My first and only poem to spaghetti.

Oh big pot of spaghetti, do not fret

Though your Ranger Soldier isn’t back yet

Soon you will feed him and bring his lips taste

He’s been eating MRE’s, licking the wrappers as not to waste

Your zest and your flavors, your love and your care

Will renew him on eagle’s wings, he will return to the training field and then you will dare

To go back into the cabinet, wishing you could have done more

Life is exciting with a Soldier to adore!

The day will fly by, be satisfied with your task

You nourished a man who will praise God for the delicious repast

"Please feed me!" "We will, Sugar Boy!"

“Please feed me!” “We will, Sugar Boy!”

So while you can, Spaghetti, get your rest

Tomorrow’s your big day, you’re truly feeding the best of the best!

Five minutes of writing, it's wonderful for wordsmiths!

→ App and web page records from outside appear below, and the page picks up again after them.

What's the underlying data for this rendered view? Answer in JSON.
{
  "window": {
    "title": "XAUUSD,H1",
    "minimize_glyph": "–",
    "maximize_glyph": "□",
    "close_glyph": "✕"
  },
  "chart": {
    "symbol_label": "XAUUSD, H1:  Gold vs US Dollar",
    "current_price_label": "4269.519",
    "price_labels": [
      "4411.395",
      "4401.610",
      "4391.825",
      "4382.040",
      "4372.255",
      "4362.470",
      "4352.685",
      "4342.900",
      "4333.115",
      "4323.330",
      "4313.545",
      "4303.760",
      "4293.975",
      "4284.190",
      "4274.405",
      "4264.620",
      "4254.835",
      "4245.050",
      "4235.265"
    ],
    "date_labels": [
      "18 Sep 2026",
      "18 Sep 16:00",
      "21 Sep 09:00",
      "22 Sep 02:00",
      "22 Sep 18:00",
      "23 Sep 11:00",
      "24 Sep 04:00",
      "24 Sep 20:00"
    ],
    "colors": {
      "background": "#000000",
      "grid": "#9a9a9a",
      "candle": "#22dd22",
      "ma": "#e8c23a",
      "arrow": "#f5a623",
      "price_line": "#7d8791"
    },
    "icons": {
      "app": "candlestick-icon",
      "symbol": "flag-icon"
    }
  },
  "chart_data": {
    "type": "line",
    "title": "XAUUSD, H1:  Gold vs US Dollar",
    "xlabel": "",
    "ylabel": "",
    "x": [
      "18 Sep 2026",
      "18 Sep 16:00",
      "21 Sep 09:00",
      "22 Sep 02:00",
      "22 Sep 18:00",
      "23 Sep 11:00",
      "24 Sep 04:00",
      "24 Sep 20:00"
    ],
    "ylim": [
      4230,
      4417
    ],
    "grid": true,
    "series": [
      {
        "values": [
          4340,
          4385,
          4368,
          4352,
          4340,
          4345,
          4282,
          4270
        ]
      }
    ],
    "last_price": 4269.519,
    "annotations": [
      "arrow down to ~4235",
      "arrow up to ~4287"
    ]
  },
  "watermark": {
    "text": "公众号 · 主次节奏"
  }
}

Five minutes of writing, it’s wonderful for wordsmiths!